[Stored data entries]
_ _ _ _ _ _ _

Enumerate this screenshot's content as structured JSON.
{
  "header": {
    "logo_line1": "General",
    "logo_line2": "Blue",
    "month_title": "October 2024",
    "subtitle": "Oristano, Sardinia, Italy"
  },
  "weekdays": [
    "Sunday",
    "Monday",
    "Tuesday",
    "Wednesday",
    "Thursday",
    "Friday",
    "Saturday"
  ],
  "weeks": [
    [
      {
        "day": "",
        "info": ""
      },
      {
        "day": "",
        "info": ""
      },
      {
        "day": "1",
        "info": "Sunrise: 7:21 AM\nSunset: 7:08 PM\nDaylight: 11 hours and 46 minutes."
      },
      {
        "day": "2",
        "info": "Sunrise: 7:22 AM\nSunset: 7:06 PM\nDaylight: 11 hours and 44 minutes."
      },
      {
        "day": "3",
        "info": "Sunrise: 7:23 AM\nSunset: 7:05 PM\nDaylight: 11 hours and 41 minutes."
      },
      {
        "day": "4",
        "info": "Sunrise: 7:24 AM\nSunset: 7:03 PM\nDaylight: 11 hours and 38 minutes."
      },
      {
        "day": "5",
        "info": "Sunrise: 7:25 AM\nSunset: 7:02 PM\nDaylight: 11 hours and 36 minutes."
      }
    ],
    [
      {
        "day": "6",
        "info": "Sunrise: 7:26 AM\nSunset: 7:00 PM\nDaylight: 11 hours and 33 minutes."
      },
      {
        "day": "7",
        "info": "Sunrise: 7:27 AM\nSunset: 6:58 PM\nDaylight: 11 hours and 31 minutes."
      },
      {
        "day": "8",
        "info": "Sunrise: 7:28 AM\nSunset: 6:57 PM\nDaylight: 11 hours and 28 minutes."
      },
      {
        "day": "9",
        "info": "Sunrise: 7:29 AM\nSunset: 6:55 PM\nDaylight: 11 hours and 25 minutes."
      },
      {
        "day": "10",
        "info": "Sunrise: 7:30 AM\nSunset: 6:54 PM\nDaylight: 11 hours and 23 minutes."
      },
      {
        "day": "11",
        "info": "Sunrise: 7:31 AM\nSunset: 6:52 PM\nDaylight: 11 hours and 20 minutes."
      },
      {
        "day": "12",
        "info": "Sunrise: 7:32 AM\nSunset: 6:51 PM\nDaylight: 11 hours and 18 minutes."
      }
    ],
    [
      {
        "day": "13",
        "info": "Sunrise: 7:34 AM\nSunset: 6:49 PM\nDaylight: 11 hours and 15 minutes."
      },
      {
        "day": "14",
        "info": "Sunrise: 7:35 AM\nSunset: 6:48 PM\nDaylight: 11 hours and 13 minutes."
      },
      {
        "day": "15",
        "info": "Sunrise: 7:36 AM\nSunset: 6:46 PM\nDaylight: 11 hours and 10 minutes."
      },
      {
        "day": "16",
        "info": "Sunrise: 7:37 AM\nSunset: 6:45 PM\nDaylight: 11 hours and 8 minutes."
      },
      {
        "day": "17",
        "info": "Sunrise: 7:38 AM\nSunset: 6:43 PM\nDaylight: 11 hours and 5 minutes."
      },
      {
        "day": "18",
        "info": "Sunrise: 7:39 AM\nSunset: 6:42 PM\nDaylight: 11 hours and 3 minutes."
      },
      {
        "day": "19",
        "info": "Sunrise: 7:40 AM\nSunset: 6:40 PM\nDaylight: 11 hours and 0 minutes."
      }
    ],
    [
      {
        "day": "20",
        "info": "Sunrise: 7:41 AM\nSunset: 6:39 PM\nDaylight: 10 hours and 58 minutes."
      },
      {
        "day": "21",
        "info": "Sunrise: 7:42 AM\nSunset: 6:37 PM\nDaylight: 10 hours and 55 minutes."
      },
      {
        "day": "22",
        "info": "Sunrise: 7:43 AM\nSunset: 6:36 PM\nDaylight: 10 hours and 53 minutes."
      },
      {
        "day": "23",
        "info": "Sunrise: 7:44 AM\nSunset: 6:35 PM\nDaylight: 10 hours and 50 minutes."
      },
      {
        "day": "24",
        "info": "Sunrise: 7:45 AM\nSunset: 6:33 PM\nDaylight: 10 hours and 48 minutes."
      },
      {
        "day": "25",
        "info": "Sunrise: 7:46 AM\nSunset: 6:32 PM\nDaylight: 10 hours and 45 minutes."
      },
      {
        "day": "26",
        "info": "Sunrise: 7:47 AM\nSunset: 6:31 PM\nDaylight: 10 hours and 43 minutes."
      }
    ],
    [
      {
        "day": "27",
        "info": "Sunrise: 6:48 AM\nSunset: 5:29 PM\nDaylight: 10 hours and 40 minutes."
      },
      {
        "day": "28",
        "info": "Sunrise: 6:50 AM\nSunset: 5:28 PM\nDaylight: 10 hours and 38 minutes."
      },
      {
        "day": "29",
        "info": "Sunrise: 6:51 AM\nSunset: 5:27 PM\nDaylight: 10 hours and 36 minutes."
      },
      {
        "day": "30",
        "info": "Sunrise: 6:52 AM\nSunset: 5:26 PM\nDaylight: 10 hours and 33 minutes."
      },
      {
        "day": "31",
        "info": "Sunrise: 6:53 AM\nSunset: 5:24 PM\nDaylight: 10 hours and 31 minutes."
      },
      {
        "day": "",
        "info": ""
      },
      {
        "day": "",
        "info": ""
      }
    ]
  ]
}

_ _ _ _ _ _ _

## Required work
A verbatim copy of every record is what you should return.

## Task output
Enumerate this screenshot's content as structured JSON.
{
  "header": {
    "logo_line1": "General",
    "logo_line2": "Blue",
    "month_title": "October 2024",
    "subtitle": "Oristano, Sardinia, Italy"
  },
  "weekdays": [
    "Sunday",
    "Monday",
    "Tuesday",
    "Wednesday",
    "Thursday",
    "Friday",
    "Saturday"
  ],
  "weeks": [
    [
      {
        "day": "",
        "info": ""
      },
      {
        "day": "",
        "info": ""
      },
      {
        "day": "1",
        "info": "Sunrise: 7:21 AM\nSunset: 7:08 PM\nDaylight: 11 hours and 46 minutes."
      },
      {
        "day": "2",
        "info": "Sunrise: 7:22 AM\nSunset: 7:06 PM\nDaylight: 11 hours and 44 minutes."
      },
      {
        "day": "3",
        "info": "Sunrise: 7:23 AM\nSunset: 7:05 PM\nDaylight: 11 hours and 41 minutes."
      },
      {
        "day": "4",
        "info": "Sunrise: 7:24 AM\nSunset: 7:03 PM\nDaylight: 11 hours and 38 minutes."
      },
      {
        "day": "5",
        "info": "Sunrise: 7:25 AM\nSunset: 7:02 PM\nDaylight: 11 hours and 36 minutes."
      }
    ],
    [
      {
        "day": "6",
        "info": "Sunrise: 7:26 AM\nSunset: 7:00 PM\nDaylight: 11 hours and 33 minutes."
      },
      {
        "day": "7",
        "info": "Sunrise: 7:27 AM\nSunset: 6:58 PM\nDaylight: 11 hours and 31 minutes."
      },
      {
        "day": "8",
        "info": "Sunrise: 7:28 AM\nSunset: 6:57 PM\nDaylight: 11 hours and 28 minutes."
      },
      {
        "day": "9",
        "info": "Sunrise: 7:29 AM\nSunset: 6:55 PM\nDaylight: 11 hours and 25 minutes."
      },
      {
        "day": "10",
        "info": "Sunrise: 7:30 AM\nSunset: 6:54 PM\nDaylight: 11 hours and 23 minutes."
      },
      {
        "day": "11",
        "info": "Sunrise: 7:31 AM\nSunset: 6:52 PM\nDaylight: 11 hours and 20 minutes."
      },
      {
        "day": "12",
        "info": "Sunrise: 7:32 AM\nSunset: 6:51 PM\nDaylight: 11 hours and 18 minutes."
      }
    ],
    [
      {
        "day": "13",
        "info": "Sunrise: 7:34 AM\nSunset: 6:49 PM\nDaylight: 11 hours and 15 minutes."
      },
      {
        "day": "14",
        "info": "Sunrise: 7:35 AM\nSunset: 6:48 PM\nDaylight: 11 hours and 13 minutes."
      },
      {
        "day": "15",
        "info": "Sunrise: 7:36 AM\nSunset: 6:46 PM\nDaylight: 11 hours and 10 minutes."
      },
      {
        "day": "16",
        "info": "Sunrise: 7:37 AM\nSunset: 6:45 PM\nDaylight: 11 hours and 8 minutes."
      },
      {
        "day": "17",
        "info": "Sunrise: 7:38 AM\nSunset: 6:43 PM\nDaylight: 11 hours and 5 minutes."
      },
      {
        "day": "18",
        "info": "Sunrise: 7:39 AM\nSunset: 6:42 PM\nDaylight: 11 hours and 3 minutes."
      },
      {
        "day": "19",
        "info": "Sunrise: 7:40 AM\nSunset: 6:40 PM\nDaylight: 11 hours and 0 minutes."
      }
    ],
    [
      {
        "day": "20",
        "info": "Sunrise: 7:41 AM\nSunset: 6:39 PM\nDaylight: 10 hours and 58 minutes."
      },
      {
        "day": "21",
        "info": "Sunrise: 7:42 AM\nSunset: 6:37 PM\nDaylight: 10 hours and 55 minutes."
      },
      {
        "day": "22",
        "info": "Sunrise: 7:43 AM\nSunset: 6:36 PM\nDaylight: 10 hours and 53 minutes."
      },
      {
        "day": "23",
        "info": "Sunrise: 7:44 AM\nSunset: 6:35 PM\nDaylight: 10 hours and 50 minutes."
      },
      {
        "day": "24",
        "info": "Sunrise: 7:45 AM\nSunset: 6:33 PM\nDaylight: 10 hours and 48 minutes."
      },
      {
        "day": "25",
        "info": "Sunrise: 7:46 AM\nSunset: 6:32 PM\nDaylight: 10 hours and 45 minutes."
      },
      {
        "day": "26",
        "info": "Sunrise: 7:47 AM\nSunset: 6:31 PM\nDaylight: 10 hours and 43 minutes."
      }
    ],
    [
      {
        "day": "27",
        "info": "Sunrise: 6:48 AM\nSunset: 5:29 PM\nDaylight: 10 hours and 40 minutes."
      },
      {
        "day": "28",
        "info": "Sunrise: 6:50 AM\nSunset: 5:28 PM\nDaylight: 10 hours and 38 minutes."
      },
      {
        "day": "29",
        "info": "Sunrise: 6:51 AM\nSunset: 5:27 PM\nDaylight: 10 hours and 36 minutes."
      },
      {
        "day": "30",
        "info": "Sunrise: 6:52 AM\nSunset: 5:26 PM\nDaylight: 10 hours and 33 minutes."
      },
      {
        "day": "31",
        "info": "Sunrise: 6:53 AM\nSunset: 5:24 PM\nDaylight: 10 hours and 31 minutes."
      },
      {
        "day": "",
        "info": ""
      },
      {
        "day": "",
        "info": ""
      }
    ]
  ]
}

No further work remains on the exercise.